A recent report says the country’s 107 historically black colleges and universities (HBCUs) are on the brink of a “financial collapse,” and they must operate fast to avoid it. In history, HBCUs has always been underfunded and underresourced compared to majority institutions. So it should be easy to imagine when PWIs (predominantly white institutions) experience a storm they could probably survive it. But for Black colleges, when an economic decline occurs, “HBCUs go from cheddar to nothing,” says Marybeth Gasman, a University of Pennsylvania education professor.
At least that is precisely what happened when Barack Obama and the White House decided to make changes to the Parent PLUS loan in fall 2011, forcing many students to abandon their studies the next fall in 2012. According to one report, “Morehouse University, for example, was suddenly thrown into a financial crisis in 2012 after the PLUS credit changes.” But what can be done to help HBCUs that annually graduates 20% of Black students from almost every state in the nation?

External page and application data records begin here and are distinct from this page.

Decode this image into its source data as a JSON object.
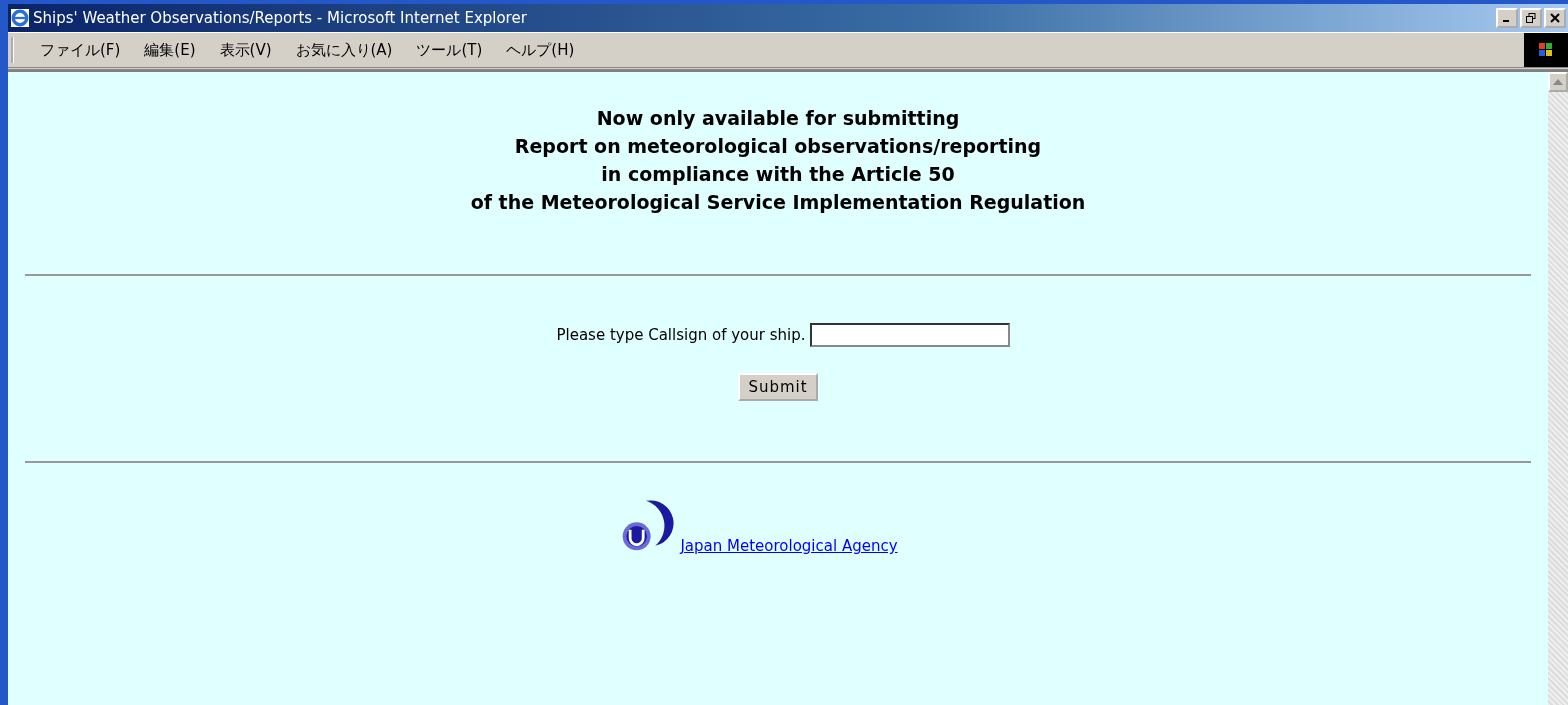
{
  "window": {
    "title": "Ships' Weather Observations/Reports - Microsoft Internet Explorer"
  },
  "menu": [
    "ファイル(F)",
    "編集(E)",
    "表示(V)",
    "お気に入り(A)",
    "ツール(T)",
    "ヘルプ(H)"
  ],
  "heading": [
    "Now only available for submitting",
    "Report on meteorological observations/reporting",
    "in compliance with the Article 50",
    "of the Meteorological Service Implementation Regulation"
  ],
  "form": {
    "label": "Please type Callsign of your ship.",
    "button": "Submit"
  },
  "footer": {
    "link": "Japan Meteorological Agency"
  }
}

Gasman says that HBCUs are “doing the work a lot of institutions aren’t willing to do,” and believes people should better understand the importance and value of these institutions: “HBCUs provide an environment for students who need to feel empowered and need to feel nurtured in their learning environment.”